The mission continues to be an important one, said Lt. Col. Charles Ohrel, with the New York Air National Guard, who played a pivotal role in coordinating Air Force flights in and out of Afghanistan.
“Our mission is essential,” he said. “It is to return U.S. citizens and provide safe passage to our Afghan allies that served among us. We will continue Operation Allies Refuge until the mission is complete.”
On orders with U.S. Africa Command at Ramstein Air Base, Germany, Ohrel was brought over to support coordination efforts to schedule the influx of crews and aircraft for Afghanistan evacuation flights.
“When the Afghan [evacuation] mission started, there weren’t enough people to run the missions,” said Ohrel. “It was just me.”
Ohrel and Master Sgt. Jeffrey Maldonado, also with the New York Air Guard, set the stage for follow-on support.
“We helped set up the Afghan [mission] stage crew managers that arrived and the crews that came in with them, and built the tracker for the Afghan mission,” said Ohrel.
That gave the six new stage managers and 10 new crews who arrived Aug. 15 the ability to jump right into the operation, he said.
Currently, 19 Air National Guard aircrews flying 11 C-17 Globemaster III aircraft have been flying out of Hamid Karzai Airport, providing Americans and Afghans safe passage out of Kabul.
“There are a lot of good people that I’ve met over the years, Afghans that worked with us, so it means a lot to be able to be directly helping with what’s happening in Kabul,” said Capt.
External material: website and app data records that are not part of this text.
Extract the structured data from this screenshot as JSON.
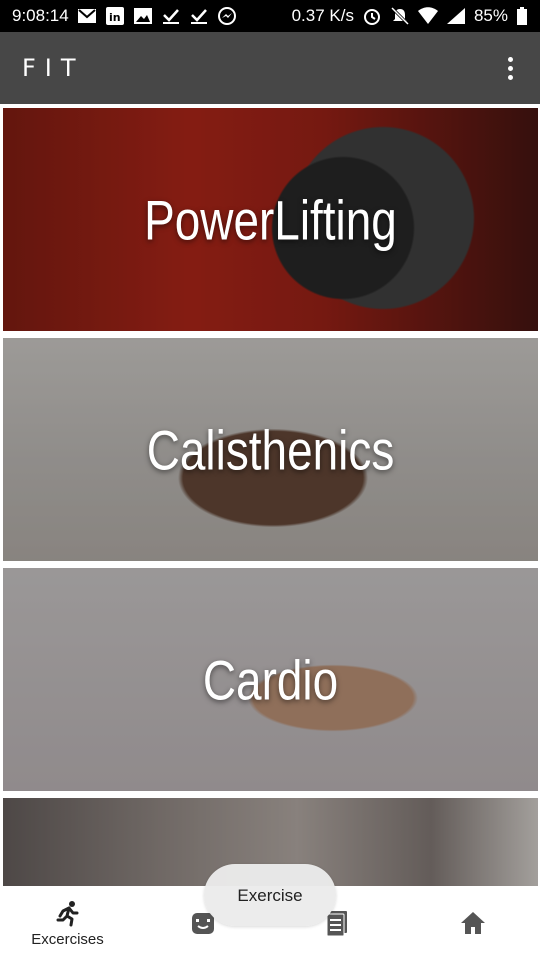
{
  "status_bar": {
    "time": "9:08:14",
    "speed": "0.37 K/s",
    "battery": "85%",
    "left_icons": [
      "gmail-icon",
      "linkedin-icon",
      "image-icon",
      "download-done-icon",
      "download-done-icon",
      "messenger-icon"
    ],
    "right_icons": [
      "alarm-icon",
      "mute-icon",
      "wifi-icon",
      "signal-icon",
      "battery-icon"
    ]
  },
  "app_bar": {
    "title": "FIT",
    "menu_icon": "more-vert-icon"
  },
  "categories": [
    {
      "label": "PowerLifting"
    },
    {
      "label": "Calisthenics"
    },
    {
      "label": "Cardio"
    },
    {
      "label": ""
    }
  ],
  "bottom_nav": {
    "items": [
      {
        "icon": "running-icon",
        "label": "Excercises",
        "active": true
      },
      {
        "icon": "diet-icon",
        "label": ""
      },
      {
        "icon": "list-icon",
        "label": ""
      },
      {
        "icon": "home-icon",
        "label": ""
      }
    ]
  },
  "toast": {
    "text": "Exercise"
  },
  "colors": {
    "app_bar": "#474747",
    "status_bar": "#000000",
    "nav_icon": "#555555"
  }
}
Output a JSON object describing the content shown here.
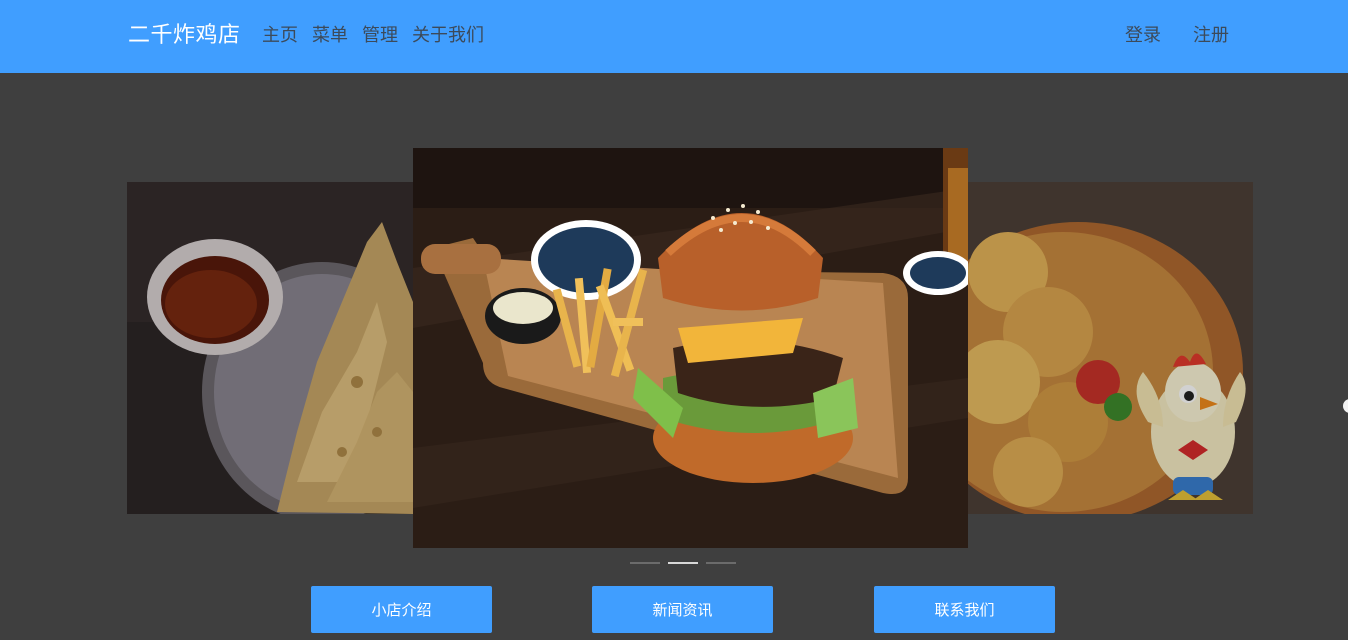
{
  "header": {
    "brand": "二千炸鸡店",
    "nav": [
      {
        "label": "主页"
      },
      {
        "label": "菜单"
      },
      {
        "label": "管理"
      },
      {
        "label": "关于我们"
      }
    ],
    "auth": {
      "login": "登录",
      "register": "注册"
    }
  },
  "carousel": {
    "slides": [
      {
        "image": "tempura-with-dipping-sauce"
      },
      {
        "image": "burger-and-fries-on-wooden-board"
      },
      {
        "image": "fried-chicken-with-chicken-mascot"
      }
    ],
    "active_index": 1,
    "indicator_count": 3
  },
  "actions": [
    {
      "label": "小店介绍"
    },
    {
      "label": "新闻资讯"
    },
    {
      "label": "联系我们"
    }
  ],
  "colors": {
    "accent": "#409eff",
    "background": "#3f3f3f"
  }
}
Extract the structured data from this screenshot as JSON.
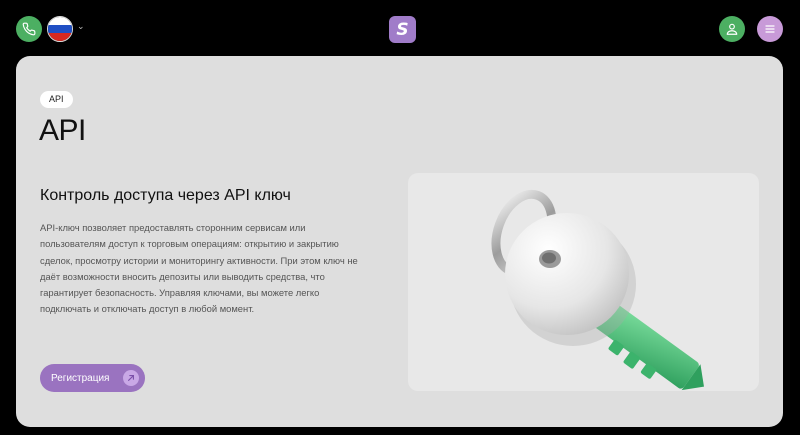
{
  "header": {
    "phone_icon": "phone-icon",
    "language_flag": "russia-flag",
    "logo_letter": "S",
    "user_icon": "user-icon",
    "menu_icon": "menu-icon",
    "colors": {
      "green": "#4caf62",
      "purple": "#a07cc9",
      "menu": "#c89ad8"
    }
  },
  "main": {
    "badge": "API",
    "title": "API",
    "section_title": "Контроль доступа через API ключ",
    "description": "API-ключ позволяет предоставлять сторонним сервисам или пользователям доступ к торговым операциям: открытию и закрытию сделок, просмотру истории и мониторингу активности. При этом ключ не даёт возможности вносить депозиты или выводить средства, что гарантирует безопасность. Управляя ключами, вы можете легко подключать и отключать доступ в любой момент.",
    "register_button": "Регистрация",
    "illustration": "key-illustration"
  }
}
Matt McChesney, a C-17 pilot with the 105th Airlift Wing, New York Air Guard, who has flown some of those evacuation flights.
On Aug. 13, McChesney and his crew, currently based in the Middle East, were at Stewart Air National Guard Base, New York, awaiting orders to begin a routine cargo flight to Colombia. That changed to a cargo mission to a base in the Middle East and two days later, after the events unfolded in Afghanistan, the C-17 pilot found himself transporting hundreds fleeing the country.
“It was eye opening for us,” said McChesney. “We didn’t know the gravity of the situation until we landed and saw it on the news.”
Air Guard members have also been flying refueling operations over Afghanistan and remotely piloted aircraft are providing overwatch capability.
More than 1,100 Soldiers with the Minnesota Army National Guard’s Task Force 1-194, who was deployed to Kuwait, are on the ground in Kabul, providing security and humanitarian assistance at the airport.
“The Soldiers of Task Force 1-194 were called upon to execute a challenging mission, and they have done so with professionalism,” said Lt. Col. Jake Helgestad, the task force commander. “They have shown strength, compassion, and resolve despite danger and difficulty.”
Additionally, A small contingent from the Vermont Army National Guard’s 3rd Battalion, 172nd Infantry Regiment, 86th Infantry Brigade Combat Team (Mountain) arrived in Kabul earlier this month to support security operations at the airport. Additional units from 3-172nd Inf. Regt. (MTN) are supporting Special Immigration Visa holders processing through locations within U.S. Central Command.